Enjoying scup, which can be found in waters from North Carolina to Massachusetts, has gone in and out of favor over the decades. The Narragansett Indians called them mishscuppaug, from which both “scup” and “porgy” – the fish’s common name south of New England – are derived. The scientific name is Stenotomus chrysops. Scup can grow as large as eighteen inches and weigh three or four pounds, but they average more like one to two pounds, and the legal length for keeping a scup is ten inches. That regulation and others were enacted a few years ago when the scup population was on the edge of collapse due primarily to large commercial draggers tossing out juvenile scup as a by-catch in the squid fishery. The good news is the policies appear to have successfully restored the species.

Alison Shaw

Scup has been harvested commercially since colonial times, sometimes by the millions of pounds, especially in decades from 1890 through the 1940s. When trap fishing was popular off the Vineyard’s north shore near Menemsha in the ’20s and ’30s, scup was a local staple. While still popular today with recreational fishermen and in markets outside Massachusetts, scup seems to have given way to the more popular lobster, shellfish, scallops, bluefish, and striped bass. That may change: a 2011 forum in Rhode Island on sustainable seafood focused on scup “as a plentiful and sustainable yet underutilized fish species found throughout New England.”

Though an experience to remember, most people aboard today’s Skipper charter aren’t really sure what they’ll do with the fish that the first mate is expertly filleting for them. The group from Texas plans on freezing it for travel and consuming it in a Texas-style fish fry. Freezing shouldn’t hurt the fish too much, though I generally subscribe to Potter’s philosophy about fish: “Anything that’s fresh tastes great.”

Scup makes perfect fish sticks – that’s about the size of the typical fillet. This is probably the quickest and easiest method of cooking your freshly caught scup. Dipped in egg wash and flour to make the bread crumbs stick, the mild white fish gets a crispy and crunchy outer coating. A squeeze of lemon is nice, though a topping of a tomato salsa would also be delicious.

Many people like to deep-fry scup. And Potter remembers with fondness his grandfather’s pan-cooked scup and eggs for breakfast. Of the many local cookbooks that include recipes for locally caught fish, Cooking the Catch by the late Dave Masch of Falmouth wins the prize for preparing scup with a collection of recipes that include baking, grilling, and pan-frying, using both fillets and the whole fish.

Ceviche is a favorite dish of mine to prepare for guests and parties using just caught Vineyard fish such as fluke or striped bass. Substituting scup did not disappoint. The fresh fish is cut into small dice and covered with lime juice for a few hours to cook. I combined it with the flavors of summer – tomatoes, corn, and basil – and spooned the chilled ceviche on corn chips. It quickly disappeared.

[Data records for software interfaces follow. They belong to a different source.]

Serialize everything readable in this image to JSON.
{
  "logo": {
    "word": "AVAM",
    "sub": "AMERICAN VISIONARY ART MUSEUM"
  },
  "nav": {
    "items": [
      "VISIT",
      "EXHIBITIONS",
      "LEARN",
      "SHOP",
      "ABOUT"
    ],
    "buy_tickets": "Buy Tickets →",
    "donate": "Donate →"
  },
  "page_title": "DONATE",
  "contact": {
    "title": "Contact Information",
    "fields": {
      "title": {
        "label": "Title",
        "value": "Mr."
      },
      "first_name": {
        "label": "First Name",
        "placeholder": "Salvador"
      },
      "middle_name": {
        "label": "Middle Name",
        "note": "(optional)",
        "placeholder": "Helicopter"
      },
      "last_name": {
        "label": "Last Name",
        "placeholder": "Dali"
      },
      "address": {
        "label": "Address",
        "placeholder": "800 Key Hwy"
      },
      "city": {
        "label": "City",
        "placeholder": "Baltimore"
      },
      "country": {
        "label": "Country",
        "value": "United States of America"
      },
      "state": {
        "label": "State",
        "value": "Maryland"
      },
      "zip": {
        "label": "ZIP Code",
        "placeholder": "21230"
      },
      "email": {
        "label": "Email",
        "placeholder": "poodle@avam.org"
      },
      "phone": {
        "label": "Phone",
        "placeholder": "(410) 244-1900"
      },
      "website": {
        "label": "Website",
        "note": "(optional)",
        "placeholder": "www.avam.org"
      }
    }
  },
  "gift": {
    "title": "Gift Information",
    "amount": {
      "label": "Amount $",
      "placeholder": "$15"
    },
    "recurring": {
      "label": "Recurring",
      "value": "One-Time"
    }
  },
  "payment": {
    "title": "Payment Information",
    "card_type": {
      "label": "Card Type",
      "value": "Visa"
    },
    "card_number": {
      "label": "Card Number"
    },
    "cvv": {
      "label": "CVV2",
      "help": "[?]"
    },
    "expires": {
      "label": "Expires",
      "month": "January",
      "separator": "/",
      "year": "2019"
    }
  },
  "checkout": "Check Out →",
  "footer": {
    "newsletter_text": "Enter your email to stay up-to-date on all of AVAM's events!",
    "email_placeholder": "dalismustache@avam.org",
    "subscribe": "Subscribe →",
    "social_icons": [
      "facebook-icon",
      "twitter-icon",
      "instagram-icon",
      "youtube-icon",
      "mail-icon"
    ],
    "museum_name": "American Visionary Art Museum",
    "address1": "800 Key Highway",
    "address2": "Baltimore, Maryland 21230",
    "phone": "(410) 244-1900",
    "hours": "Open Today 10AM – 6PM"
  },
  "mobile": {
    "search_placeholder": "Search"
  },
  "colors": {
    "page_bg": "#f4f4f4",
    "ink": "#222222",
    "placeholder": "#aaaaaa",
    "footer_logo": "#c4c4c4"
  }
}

Probably the best tasting of all from my trip aboard the Skipper was the grilled whole scup – scaled and stuffed with a few herbs. Cooked over a bed of coals, the smokiness and texture of the meat made it worth picking through the bones.

After both experiences of catching and eating this local fish, I join the lucky and proud few that Keep on Scuppin’.

Aboard the Skipper, fishermen are about to send their bait down to the scup below.
Alison Shaw

How to catch a scup

In August, scup can be caught all around the Island, from shore and boat. They will take bait readily and are fun to catch.

1. Rig a fishing rod with the sinker approximately two feet above the hook.

2. Get some squid from a local tackle shop. Cut squid mantle (meaty casing) into strips, 3 x 3/4 inches.

3. Thread hook three times through squid strip.

4. From boat: send bait to ocean bottom. Jig bait slowly up and down off bottom.

From shore: cast out and let bait sink to bottom. Reel in until line is taught.

5. Wait for the scup to strike, which often feels like a tap, tap, tap at the end of the line.

6. Set the hook and reel in your supper.

For more information about fishing aboard the Skipper, visit mvskipper.com

For the recipies originally published along with this article, click here: